All it takes anymore is the lack of a cable television subscription to feel cut off from the world. It's that feeling that snakes its way through Be Brave, a collection of a dozen songs that instantly transports you back to a dingy, sun-blasted Austin recording studio, maybe the same one where the Sir Douglas Quintet cut their classic records so long ago. I'm not the first person to suggest that the current tidal wave of raw, noisy garage rock is an obvious reaction to the gaudy, glitzy, and superficial direction that mainstream music has taken in the last few years, but I'll be goddamned if it isn't the honest truth. Now, it's as easy as dialing up the "sad" preset on the Pro Tools rig to create some standardized depression. I've heard so much soul-less and skin-deep melancholy as of late, and it's always colored with phony tabloid angst and cutesy attempts to shock. Sambol just drops gem after gem in his slurred, whiny, matter-of-fact drawl, and evokes the spirits of Roky Erickson, Mick n' Keef, and Mr. Zimmerman. Who's to fault him for growing up in the wrong era? "I smile and think sex is like laughter. You do it differently with different people, and sometimes you feel sick after."

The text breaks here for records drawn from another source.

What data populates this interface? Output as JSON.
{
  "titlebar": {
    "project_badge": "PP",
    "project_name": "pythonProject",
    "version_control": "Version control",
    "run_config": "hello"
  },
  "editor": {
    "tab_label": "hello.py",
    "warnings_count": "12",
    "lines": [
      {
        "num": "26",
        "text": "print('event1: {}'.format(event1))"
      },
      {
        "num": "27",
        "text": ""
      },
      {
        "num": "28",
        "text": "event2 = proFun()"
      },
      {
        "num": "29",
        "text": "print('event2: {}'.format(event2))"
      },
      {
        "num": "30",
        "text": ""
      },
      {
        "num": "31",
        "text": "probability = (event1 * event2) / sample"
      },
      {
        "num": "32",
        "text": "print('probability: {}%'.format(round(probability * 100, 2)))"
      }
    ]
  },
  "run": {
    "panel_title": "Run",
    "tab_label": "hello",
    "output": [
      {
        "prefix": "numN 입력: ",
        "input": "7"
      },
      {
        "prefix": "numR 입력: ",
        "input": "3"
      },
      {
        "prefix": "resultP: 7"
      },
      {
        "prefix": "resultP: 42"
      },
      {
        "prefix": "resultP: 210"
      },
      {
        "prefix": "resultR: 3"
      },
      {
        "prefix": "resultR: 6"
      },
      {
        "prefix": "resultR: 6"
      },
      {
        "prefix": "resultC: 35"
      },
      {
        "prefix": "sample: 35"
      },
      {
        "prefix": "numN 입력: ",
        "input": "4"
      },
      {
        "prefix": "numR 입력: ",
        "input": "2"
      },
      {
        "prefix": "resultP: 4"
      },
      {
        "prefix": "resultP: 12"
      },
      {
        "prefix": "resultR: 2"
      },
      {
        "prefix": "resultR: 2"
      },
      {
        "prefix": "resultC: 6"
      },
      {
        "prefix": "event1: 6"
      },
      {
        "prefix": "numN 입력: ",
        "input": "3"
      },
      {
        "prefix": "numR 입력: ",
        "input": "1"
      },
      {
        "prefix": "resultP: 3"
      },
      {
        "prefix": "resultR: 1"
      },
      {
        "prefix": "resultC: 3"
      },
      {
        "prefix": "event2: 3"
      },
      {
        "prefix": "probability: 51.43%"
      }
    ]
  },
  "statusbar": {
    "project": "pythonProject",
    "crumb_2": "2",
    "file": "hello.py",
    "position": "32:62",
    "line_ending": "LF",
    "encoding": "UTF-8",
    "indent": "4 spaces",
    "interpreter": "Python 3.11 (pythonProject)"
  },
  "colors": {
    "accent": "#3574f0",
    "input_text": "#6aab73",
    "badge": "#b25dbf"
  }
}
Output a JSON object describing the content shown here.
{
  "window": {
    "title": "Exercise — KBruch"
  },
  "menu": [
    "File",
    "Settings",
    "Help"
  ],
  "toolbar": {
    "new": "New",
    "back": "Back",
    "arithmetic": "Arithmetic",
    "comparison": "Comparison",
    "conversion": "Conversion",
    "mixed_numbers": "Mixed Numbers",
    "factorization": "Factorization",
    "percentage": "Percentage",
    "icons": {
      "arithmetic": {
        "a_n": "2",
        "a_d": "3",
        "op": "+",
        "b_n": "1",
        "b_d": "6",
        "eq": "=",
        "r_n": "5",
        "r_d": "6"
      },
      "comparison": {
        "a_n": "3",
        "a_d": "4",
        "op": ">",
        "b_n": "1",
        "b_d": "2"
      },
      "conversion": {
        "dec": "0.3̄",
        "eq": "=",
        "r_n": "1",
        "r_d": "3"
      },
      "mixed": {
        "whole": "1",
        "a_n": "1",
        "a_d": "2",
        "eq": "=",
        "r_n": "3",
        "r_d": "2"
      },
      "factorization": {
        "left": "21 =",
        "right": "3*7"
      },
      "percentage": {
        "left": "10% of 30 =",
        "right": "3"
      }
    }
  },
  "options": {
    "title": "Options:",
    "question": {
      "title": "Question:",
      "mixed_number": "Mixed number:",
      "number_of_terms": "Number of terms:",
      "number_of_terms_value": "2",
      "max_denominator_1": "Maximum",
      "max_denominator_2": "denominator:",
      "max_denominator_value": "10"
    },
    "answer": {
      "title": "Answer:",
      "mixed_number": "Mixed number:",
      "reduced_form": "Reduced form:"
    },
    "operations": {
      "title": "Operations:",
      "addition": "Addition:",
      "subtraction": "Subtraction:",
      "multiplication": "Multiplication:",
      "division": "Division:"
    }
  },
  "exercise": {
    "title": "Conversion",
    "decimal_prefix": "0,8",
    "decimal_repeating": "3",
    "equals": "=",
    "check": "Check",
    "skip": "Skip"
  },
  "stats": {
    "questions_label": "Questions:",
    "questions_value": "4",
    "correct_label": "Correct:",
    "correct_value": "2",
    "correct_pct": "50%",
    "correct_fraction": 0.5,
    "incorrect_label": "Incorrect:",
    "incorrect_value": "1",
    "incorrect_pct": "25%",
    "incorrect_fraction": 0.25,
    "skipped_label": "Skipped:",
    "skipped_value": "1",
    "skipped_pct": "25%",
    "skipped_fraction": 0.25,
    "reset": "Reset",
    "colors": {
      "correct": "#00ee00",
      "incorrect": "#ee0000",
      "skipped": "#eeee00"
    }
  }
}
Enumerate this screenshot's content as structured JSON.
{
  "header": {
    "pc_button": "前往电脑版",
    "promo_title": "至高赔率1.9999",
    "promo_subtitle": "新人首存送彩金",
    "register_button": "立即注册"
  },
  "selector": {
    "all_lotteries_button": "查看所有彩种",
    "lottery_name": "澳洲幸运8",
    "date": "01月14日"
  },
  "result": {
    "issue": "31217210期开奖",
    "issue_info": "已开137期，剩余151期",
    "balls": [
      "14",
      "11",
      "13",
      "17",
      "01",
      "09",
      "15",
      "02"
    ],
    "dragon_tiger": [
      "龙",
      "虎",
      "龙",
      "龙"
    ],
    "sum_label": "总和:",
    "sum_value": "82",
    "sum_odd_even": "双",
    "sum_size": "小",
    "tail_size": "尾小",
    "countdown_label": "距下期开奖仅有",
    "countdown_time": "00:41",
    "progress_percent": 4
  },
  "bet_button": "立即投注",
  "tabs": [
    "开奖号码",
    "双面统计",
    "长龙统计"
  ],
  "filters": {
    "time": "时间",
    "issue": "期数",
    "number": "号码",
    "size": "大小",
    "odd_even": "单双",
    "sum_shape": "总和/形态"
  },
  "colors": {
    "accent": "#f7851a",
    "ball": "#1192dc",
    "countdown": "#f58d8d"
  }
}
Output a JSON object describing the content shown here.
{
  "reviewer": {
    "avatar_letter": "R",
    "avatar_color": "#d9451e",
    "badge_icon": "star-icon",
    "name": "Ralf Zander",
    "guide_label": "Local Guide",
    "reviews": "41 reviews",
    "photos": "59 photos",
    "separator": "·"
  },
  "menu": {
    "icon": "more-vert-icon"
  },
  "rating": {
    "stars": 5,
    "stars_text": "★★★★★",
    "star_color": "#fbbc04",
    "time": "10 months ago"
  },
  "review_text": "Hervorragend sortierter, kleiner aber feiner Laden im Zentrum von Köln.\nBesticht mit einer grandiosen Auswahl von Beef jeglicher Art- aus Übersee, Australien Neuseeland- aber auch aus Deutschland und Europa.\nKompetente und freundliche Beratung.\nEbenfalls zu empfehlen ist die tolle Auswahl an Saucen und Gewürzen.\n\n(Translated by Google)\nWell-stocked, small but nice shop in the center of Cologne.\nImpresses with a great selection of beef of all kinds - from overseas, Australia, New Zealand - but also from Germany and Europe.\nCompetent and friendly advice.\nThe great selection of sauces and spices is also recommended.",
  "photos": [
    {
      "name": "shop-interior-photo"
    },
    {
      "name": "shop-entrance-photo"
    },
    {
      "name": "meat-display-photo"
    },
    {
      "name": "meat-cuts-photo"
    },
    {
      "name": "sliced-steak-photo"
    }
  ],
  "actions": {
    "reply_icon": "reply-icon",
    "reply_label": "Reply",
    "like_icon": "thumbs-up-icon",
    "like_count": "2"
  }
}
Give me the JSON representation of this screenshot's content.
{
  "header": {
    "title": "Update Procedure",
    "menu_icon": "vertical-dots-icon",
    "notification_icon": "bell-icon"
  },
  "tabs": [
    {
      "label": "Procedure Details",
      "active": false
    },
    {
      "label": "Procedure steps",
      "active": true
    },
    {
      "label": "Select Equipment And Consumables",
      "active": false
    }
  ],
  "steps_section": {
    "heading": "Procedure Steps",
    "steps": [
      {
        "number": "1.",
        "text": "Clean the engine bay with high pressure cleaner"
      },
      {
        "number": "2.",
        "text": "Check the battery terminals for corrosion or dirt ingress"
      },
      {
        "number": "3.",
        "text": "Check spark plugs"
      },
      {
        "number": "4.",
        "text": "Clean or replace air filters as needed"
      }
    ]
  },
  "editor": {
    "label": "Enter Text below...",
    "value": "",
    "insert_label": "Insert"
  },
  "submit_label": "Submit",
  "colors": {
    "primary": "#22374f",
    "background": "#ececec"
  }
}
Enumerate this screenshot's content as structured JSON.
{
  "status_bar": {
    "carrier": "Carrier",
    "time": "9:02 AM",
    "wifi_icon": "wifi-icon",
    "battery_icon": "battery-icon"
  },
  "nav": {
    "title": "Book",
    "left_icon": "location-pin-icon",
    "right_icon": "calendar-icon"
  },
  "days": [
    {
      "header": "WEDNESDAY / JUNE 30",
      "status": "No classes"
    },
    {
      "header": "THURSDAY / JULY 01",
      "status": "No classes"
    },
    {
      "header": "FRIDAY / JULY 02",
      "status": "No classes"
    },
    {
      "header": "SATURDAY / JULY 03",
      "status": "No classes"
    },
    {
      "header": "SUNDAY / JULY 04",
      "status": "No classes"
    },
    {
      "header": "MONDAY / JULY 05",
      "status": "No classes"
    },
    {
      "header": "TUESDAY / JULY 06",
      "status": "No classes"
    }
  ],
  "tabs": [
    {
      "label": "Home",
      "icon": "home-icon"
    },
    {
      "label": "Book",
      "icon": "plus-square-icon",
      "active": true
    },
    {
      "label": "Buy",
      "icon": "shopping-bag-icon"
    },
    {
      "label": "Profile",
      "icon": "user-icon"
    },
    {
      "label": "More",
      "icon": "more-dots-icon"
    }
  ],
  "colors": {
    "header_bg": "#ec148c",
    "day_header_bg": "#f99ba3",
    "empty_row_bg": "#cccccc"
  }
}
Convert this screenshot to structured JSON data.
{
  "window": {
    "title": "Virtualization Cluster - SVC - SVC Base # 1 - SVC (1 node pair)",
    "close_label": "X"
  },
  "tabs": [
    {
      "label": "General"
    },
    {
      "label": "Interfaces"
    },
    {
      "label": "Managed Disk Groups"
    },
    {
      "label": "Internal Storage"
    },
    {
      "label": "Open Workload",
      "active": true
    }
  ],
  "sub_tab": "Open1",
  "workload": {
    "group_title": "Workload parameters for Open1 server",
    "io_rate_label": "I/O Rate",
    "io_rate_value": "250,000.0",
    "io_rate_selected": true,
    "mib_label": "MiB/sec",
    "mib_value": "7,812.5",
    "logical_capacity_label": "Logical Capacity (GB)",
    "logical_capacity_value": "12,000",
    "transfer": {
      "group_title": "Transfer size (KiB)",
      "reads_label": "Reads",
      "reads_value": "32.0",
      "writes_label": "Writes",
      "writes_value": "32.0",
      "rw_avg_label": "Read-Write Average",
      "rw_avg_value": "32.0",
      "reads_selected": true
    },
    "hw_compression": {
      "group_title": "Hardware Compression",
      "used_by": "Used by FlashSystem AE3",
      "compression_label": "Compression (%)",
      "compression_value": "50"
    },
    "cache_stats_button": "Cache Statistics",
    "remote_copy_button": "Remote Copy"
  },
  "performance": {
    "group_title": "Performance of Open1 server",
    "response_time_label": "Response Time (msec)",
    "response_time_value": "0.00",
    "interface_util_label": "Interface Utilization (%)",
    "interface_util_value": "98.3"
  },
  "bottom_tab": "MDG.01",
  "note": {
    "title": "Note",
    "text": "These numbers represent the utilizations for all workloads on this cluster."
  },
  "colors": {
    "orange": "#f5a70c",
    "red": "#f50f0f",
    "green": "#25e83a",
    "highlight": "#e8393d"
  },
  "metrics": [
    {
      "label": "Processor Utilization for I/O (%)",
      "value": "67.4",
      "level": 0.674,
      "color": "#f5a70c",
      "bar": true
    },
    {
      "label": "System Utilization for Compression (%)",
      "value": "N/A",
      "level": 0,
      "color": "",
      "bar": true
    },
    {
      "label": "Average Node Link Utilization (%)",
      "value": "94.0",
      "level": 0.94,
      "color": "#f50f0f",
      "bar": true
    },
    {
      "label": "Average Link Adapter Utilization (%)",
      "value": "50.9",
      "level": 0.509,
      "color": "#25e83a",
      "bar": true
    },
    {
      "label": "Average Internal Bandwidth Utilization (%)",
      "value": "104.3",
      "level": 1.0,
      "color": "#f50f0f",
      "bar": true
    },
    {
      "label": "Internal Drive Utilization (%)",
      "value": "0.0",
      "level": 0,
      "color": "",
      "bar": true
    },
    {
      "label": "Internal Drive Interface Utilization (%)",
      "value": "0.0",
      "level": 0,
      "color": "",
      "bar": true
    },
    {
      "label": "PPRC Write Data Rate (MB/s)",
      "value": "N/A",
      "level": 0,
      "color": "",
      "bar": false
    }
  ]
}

So yeah, I evoked the names of some heavy hitters from the past, much like a last-call bar comedian evokes the jokes in a desperate play for some early morning companionship. The music on Be Brave is timeless and universal, so forgive the outrageous hyperbole. Sometimes, music hits you at just the right moment, capturing the right mood and feel so perfectly that it attains instant sentimental value. Hell, I even tried to buy the fucking thing, only to find out my friendly neighborhood record shop didn't have the LP in stock. Sure, I could have bought the CD, but who wants that?! This album demands to be pulled out of a big-ass sleeve, placed on a turntable, and appointed as the soundtrack to a long afternoon of lounging around in contemplative thought. After all, it's only rock n' roll, and the Strange Boys haven't forgotten. You gotta be brave. It don't seem like no choice to me. Sooner or later, the night time comes back around, and everything starts over again.